Sunday, 19 September 2010

SPEAK Up.

I don't normally post on a Sunday, but I'm SPEAKing up. I'm also leaving this post up for Monday as well.

In an opinion piece, Laurie Halse Anderson's SPEAK has been characterised as filthy and immoral. Then goes on to call "soft pornography" due to two rape scenes.

Laurie Halse Anderson's original post on the subject can be found here.

Myra McEntire's post.

C.J.Redwine's amazing post here 

I don't pretend to know the trauma of rape. The posts above speak with more eloquence on the subject than I ever could. But I'll stand up with them. I'll speak alongside them.

Everyone has the right to free speech. However, there are people in this world who speak without understanding what they're saying. Who may form other's opinions on the book without letting them use their own judgement.

"Melinda Sordino busted an end-of-summer party by calling the cops. Now her old friends won’t talk to her, and people she doesn’t even know hate her from a distance. The safest place to be is alone, inside her own head. But even that’s not safe. Because there’s something she’s trying not to think about, something about the night of the party that, if she let it in, would blow her carefully constructed disguise to smithereens. And then she would have to speak the truth. This extraordinary first novel has captured the imaginations of teenagers and adults across the country." (From Laurie Halse Anderson's blog)

For me SPEAK is a powerful, heartbreaking, thought provoking book about a subject people don't like to talk about. Speak has given so many people a voice. It's a shame others have decided to use their voice to try to silence it.

9 comments:

Katrina L. Lantz said...

Thank you for speaking up about this. I've read one book about rape (didn't happen to be this one), and one book is all it took to open my eyes to what millions of women are living with. I think the old statistic is that 1 in 3 girls are sexually molested by a certain age. That is horrific, and reading about it as a young teen not only helped me to understand what others may be going through that I couldn't see, but it also prepared me for the world, which is not always friendly to little girls.

It helped me to understand, despite prejudices of others, that victims of rape are not to blame in any way. That's important information to a child who is susceptible to the opinions of those around her. So even though I am very protective of my own kids when it comes to sex in literature, I know this is something different--something important. It's not pornography. It's therapy.

Parents should have an open discussion with their teens about the issues brought up in this book, including drug use and promiscuity, but especially rape--its ugliness. If parents did this, there would be fewer incidents of it in the world, because their sons and daughters wouldn't even think about doing this to another human being.

Let them read Speak. They'll be better for it.

Alex J. Cavanaugh said...

I think it's a horrifying thing to happen to a women. Men who commit such acts cease to be human.

For those who don't like the subject, the solution is easy - just don't read it.

Renae said...

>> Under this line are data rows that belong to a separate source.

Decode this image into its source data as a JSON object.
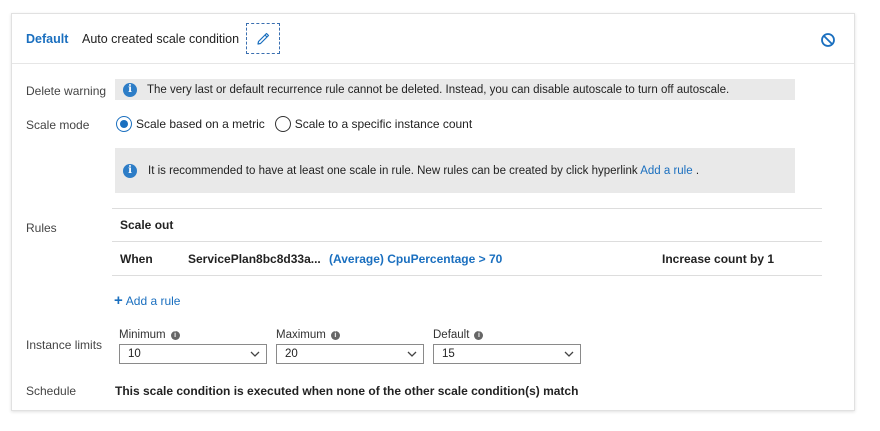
{
  "header": {
    "default_label": "Default",
    "condition_name": "Auto created scale condition",
    "edit_icon": "pencil-icon",
    "disable_icon": "disable-circle-icon"
  },
  "delete_warning": {
    "label": "Delete warning",
    "message": "The very last or default recurrence rule cannot be deleted. Instead, you can disable autoscale to turn off autoscale."
  },
  "scale_mode": {
    "label": "Scale mode",
    "options": [
      {
        "label": "Scale based on a metric",
        "selected": true
      },
      {
        "label": "Scale to a specific instance count",
        "selected": false
      }
    ]
  },
  "recommendation": {
    "message": "It is recommended to have at least one scale in rule. New rules can be created by click hyperlink",
    "link": "Add a rule",
    "suffix": "."
  },
  "rules": {
    "label": "Rules",
    "header": "Scale out",
    "rows": [
      {
        "when": "When",
        "resource": "ServicePlan8bc8d33a...",
        "metric": "(Average) CpuPercentage > 70",
        "action": "Increase count by 1"
      }
    ],
    "add_rule": "Add a rule"
  },
  "instance_limits": {
    "label": "Instance limits",
    "minimum": {
      "label": "Minimum",
      "value": "10"
    },
    "maximum": {
      "label": "Maximum",
      "value": "20"
    },
    "default": {
      "label": "Default",
      "value": "15"
    }
  },
  "schedule": {
    "label": "Schedule",
    "text": "This scale condition is executed when none of the other scale condition(s) match"
  },
  "colors": {
    "accent": "#1a6fbf",
    "info_bar": "#e9e9e9",
    "border": "#dddddd"
  }
}
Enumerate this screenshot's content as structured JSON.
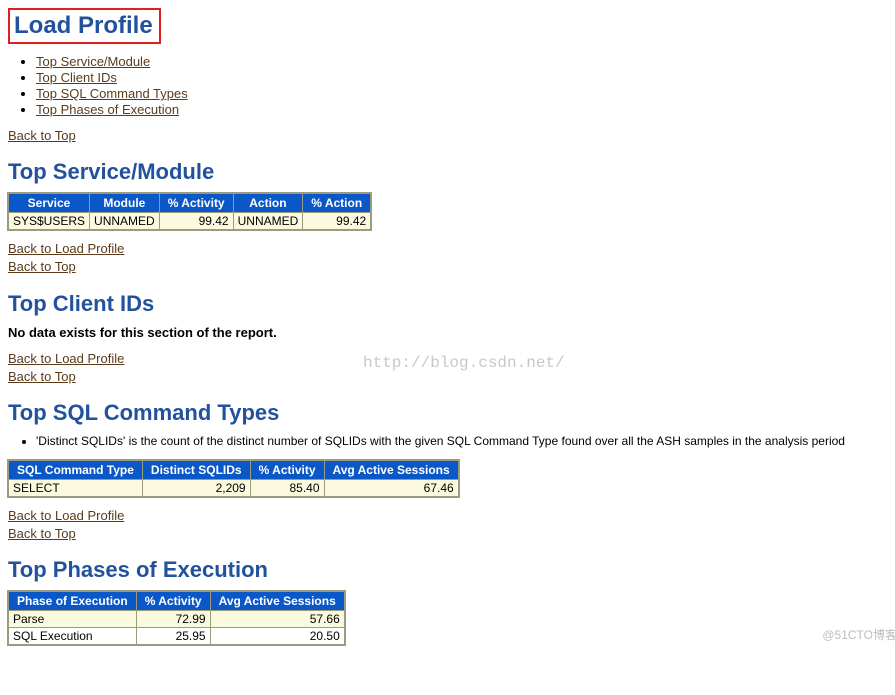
{
  "main_title": "Load Profile",
  "toc": [
    "Top Service/Module",
    "Top Client IDs",
    "Top SQL Command Types",
    "Top Phases of Execution"
  ],
  "back_links": {
    "load_profile": "Back to Load Profile",
    "top": "Back to Top"
  },
  "sections": {
    "service_module": {
      "title": "Top Service/Module",
      "headers": [
        "Service",
        "Module",
        "% Activity",
        "Action",
        "% Action"
      ],
      "rows": [
        [
          "SYS$USERS",
          "UNNAMED",
          "99.42",
          "UNNAMED",
          "99.42"
        ]
      ],
      "align": [
        "txt",
        "txt",
        "num",
        "txt",
        "num"
      ]
    },
    "client_ids": {
      "title": "Top Client IDs",
      "no_data": "No data exists for this section of the report."
    },
    "sql_command_types": {
      "title": "Top SQL Command Types",
      "note": "'Distinct SQLIDs' is the count of the distinct number of SQLIDs with the given SQL Command Type found over all the ASH samples in the analysis period",
      "headers": [
        "SQL Command Type",
        "Distinct SQLIDs",
        "% Activity",
        "Avg Active Sessions"
      ],
      "rows": [
        [
          "SELECT",
          "2,209",
          "85.40",
          "67.46"
        ]
      ],
      "align": [
        "txt",
        "num",
        "num",
        "num"
      ]
    },
    "phases": {
      "title": "Top Phases of Execution",
      "headers": [
        "Phase of Execution",
        "% Activity",
        "Avg Active Sessions"
      ],
      "rows": [
        [
          "Parse",
          "72.99",
          "57.66"
        ],
        [
          "SQL Execution",
          "25.95",
          "20.50"
        ]
      ],
      "align": [
        "txt",
        "num",
        "num"
      ]
    }
  },
  "watermarks": {
    "center": "http://blog.csdn.net/",
    "corner": "@51CTO博客"
  }
}
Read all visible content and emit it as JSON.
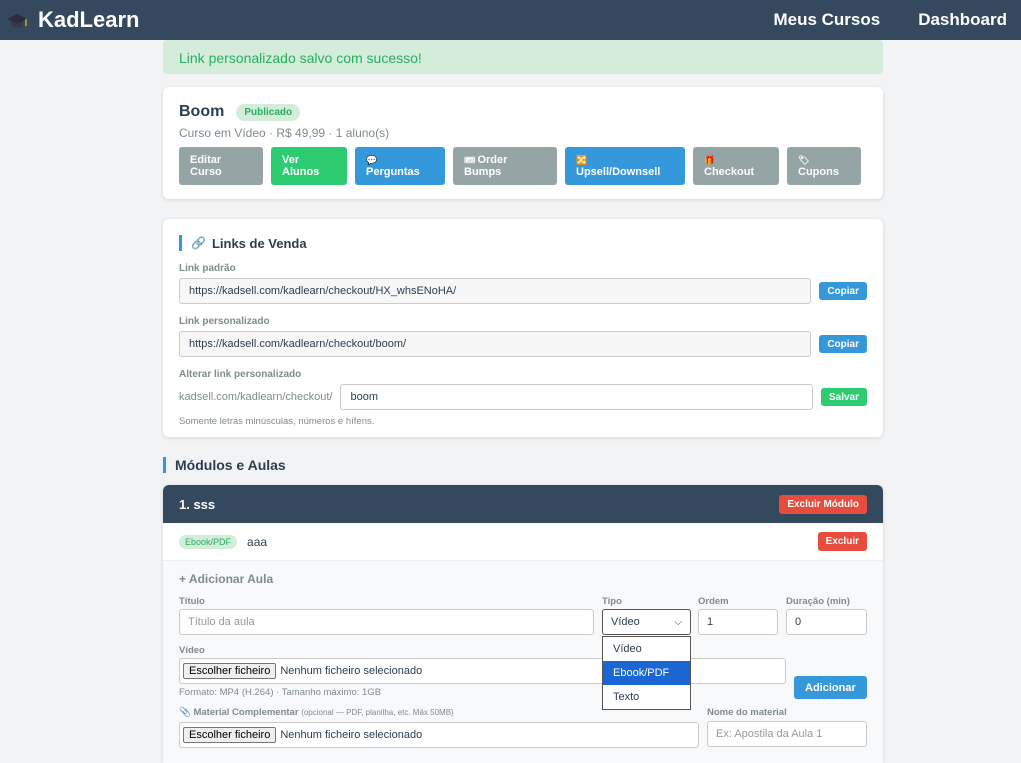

It saddens me to know that there are such horrid individuals in this world. That being said, they are out there and girls need to be aware.

And as Alex so wonderfully put it, if the subject bothers you, don't read it.

Hannah Kincade said...

I feel proud to know such amazing people in the blog world speaking up on such a tragic subject.

I agree with Alex and Renae, if something bothers you that much just don't read it.

Rayna M. Iyer said...

Thank you for your post. I have not read the book, nor was even aware of the controversy (live in India, so only heard of it through blogdom today). But you are right, somethings need to be vocalised, if only so others in the situation know they are not alone. Thank you for posting.

Christine Fonseca said...

SPEAK is an amazing and important read! THANKS for speaking up too...

Lisa Gail Green said...

So glad you are standing up for SPEAK!

Julie Musil said...

I haven't read this book, but the attempt to ban it only piques my curiosity. Now I MUST read it!

Jemi Fraser said...

I was so glad to see so many people speaking up yesterday when this came to my attention. I'll never understand book banning or people who try to impose their realities on each other.